The disorders related to menstruation are the most common psycho-gynecologic disorders (1). Premenstrual syndrome (PMS) often causes some similar difficulties among females (2). PMS is commonly seen among women of reproductive age and can be aggravated by emotional and physical symptoms (3). (PMS) has a wide variety of signs and symptoms tend to recur in a predictable pattern including fatigue, pain, mood swings, food cravings, tender breasts, irritability and depression (1),(2). The physical and emotional changes individuals experience with premenstrual syndrome may vary from just slightly noticeable to intense (3). It's estimated that almost 3 of every 4 menstruating women, have undergone some form of premenstrual syndrome (4). 20 to 32 percent of women report moderate to severe symptoms that affect some aspects of life, moreover 3 to 8 percent of them report Premenstrual dysphoric disorder (PMDD). The severity of symptoms can vary by individual and by month (5). PMS symptoms start 5 to 11 days before menstruation and normally go away while menstruation begins (4). For most women, the physical pain and psychological distress are severe enough to affect their daily lives (5).
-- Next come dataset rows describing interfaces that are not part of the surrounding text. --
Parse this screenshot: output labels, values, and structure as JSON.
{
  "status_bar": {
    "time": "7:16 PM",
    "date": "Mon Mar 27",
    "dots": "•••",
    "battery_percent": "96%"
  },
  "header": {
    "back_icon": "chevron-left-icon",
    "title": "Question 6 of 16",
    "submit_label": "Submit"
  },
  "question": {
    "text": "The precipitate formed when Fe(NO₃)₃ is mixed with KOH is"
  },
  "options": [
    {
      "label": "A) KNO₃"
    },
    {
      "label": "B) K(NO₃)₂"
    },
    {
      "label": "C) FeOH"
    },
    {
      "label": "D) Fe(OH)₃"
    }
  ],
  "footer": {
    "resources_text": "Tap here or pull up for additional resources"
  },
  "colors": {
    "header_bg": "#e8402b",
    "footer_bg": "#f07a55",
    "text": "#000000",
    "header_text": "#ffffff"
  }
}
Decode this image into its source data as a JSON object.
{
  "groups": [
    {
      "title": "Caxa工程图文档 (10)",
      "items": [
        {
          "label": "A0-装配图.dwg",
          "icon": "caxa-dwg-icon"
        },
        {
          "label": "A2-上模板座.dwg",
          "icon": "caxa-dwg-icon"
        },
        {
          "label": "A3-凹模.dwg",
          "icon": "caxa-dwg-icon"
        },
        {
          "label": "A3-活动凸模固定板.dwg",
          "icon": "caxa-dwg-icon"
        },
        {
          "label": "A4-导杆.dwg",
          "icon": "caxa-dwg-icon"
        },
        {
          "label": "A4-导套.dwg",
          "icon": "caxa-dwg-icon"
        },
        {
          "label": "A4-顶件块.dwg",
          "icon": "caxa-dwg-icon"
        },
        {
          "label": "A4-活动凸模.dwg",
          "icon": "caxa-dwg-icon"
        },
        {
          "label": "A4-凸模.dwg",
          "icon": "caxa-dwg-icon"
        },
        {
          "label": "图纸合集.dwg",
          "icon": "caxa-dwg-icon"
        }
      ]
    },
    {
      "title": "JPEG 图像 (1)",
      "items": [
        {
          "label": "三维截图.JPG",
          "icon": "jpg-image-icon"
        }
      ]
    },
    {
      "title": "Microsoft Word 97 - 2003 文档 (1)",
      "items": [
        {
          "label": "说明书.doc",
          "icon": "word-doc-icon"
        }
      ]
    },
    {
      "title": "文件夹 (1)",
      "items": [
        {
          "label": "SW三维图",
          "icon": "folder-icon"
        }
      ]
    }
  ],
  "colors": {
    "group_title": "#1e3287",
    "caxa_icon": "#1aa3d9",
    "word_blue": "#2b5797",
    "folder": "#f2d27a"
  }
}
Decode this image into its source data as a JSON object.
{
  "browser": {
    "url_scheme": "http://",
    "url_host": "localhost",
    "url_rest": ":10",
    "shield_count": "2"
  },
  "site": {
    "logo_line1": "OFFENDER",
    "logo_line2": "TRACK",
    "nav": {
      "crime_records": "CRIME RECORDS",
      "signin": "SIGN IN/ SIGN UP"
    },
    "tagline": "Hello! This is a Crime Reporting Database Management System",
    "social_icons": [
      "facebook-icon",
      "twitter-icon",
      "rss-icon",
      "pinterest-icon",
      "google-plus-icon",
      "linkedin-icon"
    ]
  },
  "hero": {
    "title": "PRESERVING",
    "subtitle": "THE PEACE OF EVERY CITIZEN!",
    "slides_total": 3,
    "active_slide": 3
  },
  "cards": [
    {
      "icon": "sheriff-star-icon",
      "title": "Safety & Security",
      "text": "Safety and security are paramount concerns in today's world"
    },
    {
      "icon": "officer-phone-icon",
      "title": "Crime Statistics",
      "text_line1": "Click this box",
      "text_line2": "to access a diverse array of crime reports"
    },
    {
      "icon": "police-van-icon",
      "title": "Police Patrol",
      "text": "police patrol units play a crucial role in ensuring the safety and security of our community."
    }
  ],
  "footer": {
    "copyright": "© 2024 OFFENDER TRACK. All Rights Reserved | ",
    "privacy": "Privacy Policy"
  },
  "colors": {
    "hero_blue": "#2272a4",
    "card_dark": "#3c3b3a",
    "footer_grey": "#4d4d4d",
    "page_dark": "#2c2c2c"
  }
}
Researches have demonstrated that pain is most common complaint among menstruating women;it has some different difficulties for them, for example, many women often self-prescribe in order to relief pain caused by PMS (6). Generally, PMS increase perceived pain among women; it dramatically augments the risk of pain medication abuse (5),(7). PMS correlates with a significant increase among women in general population that makes them undergo direct medical costs and a large increase in indirect costs (8). It has been observed that pain intensity can be affected by psychosocial variables such as pain catastrophizing, beliefs on pain, coping skills, perceived social support, and learning about pain from important others (9),(6).
In this way, it has been reported that psychological distress is another most important symptom women suffer from before and during menstruation (10),(11). After the complaints about pain, psychological distress is the most common symptom that makes women consult with a mental health practitioner (12),(9). Years ago, it had been assumed that psychological distress is just only caused by physiological alterations while investigations have shown that premenstrual and menstruating psychological distress can be predicted by psycho-social factors and cultural instructions (8),(13),(14),(11),(1).
Therefore (PMS) has multifactorial etiology and it may be affected by hormonal, genetic, environmental, and psycho-socio-cultural factors (15),(8). Some common repetitive risk factors for premenstrual syndrome include a history of depression or mood disorders, such as postpartum depression or bipolar disorder, a family history of PMS, physical trauma, emotional trauma, domestic violence, substance abuse, a family history of depression, major depressive disorder, seasonal affective disorder, dysmenorrhea, generalized anxiety disorder, schizophrenia (5),(8),(9),(16).
Among psychological factors, suggestibility is the state where a subject is inclined (and willing to accept) the actions or suggestions of others (17),(18). Suggestibility can make individuals have selective attention and it may increase psychological distress (19). Suggestibility level has been defined as an index which can predict the intensity of psychogenic pain (20).
In this manner it has been observed that there was a negative significant relationship between the attitude towards menstruation, considering the menstruation a debilitating event and complaining about the severity and symptoms of PMS (6),(21). There had been a higher rate of complaining about severity and symptoms of PMS in individuals displaying negative attitudes towards menstruation, considering the menstruation as a debilitating event and failing to predict the changes concerning menstruation on themselves (22).
It should be mentioned that (PMS) can worsen menstruating women’s quality of life and social life (20),(5). (PMS) may adversely affect physical and social activities and interfere with interpersonal relationships and work productivity, and finally influence the quality of life (4). (PMS) is an important difficulty which decreases women’s self-confidence, impairs physical, social and mental health, causes the labor loss, negatively affects the daily life, social activities, family relationships, sleep quality, attendance on lessons and academic achievement and consequently decreases the quality of life. Thus, the detection of women with (PMS), determination of their frequent symptoms and the definition of relevant variables increasing these symptoms, can guide the interventions such as psychoeducation, developing positive attitudes, and increasing the coping mechanisms regarding the menstrual cycle and (PMS) to be planned in decreasing the (PMS)-induced problems.
With regard to importance of detecting effective psycho-social factors on intensity of premenstrual syndromes (perceived pain and psychological distress) this investigation has aimed to assess Predictability of pain intensity and psychological distress by suggestibility and attitude to menstruation among Iranian population of women.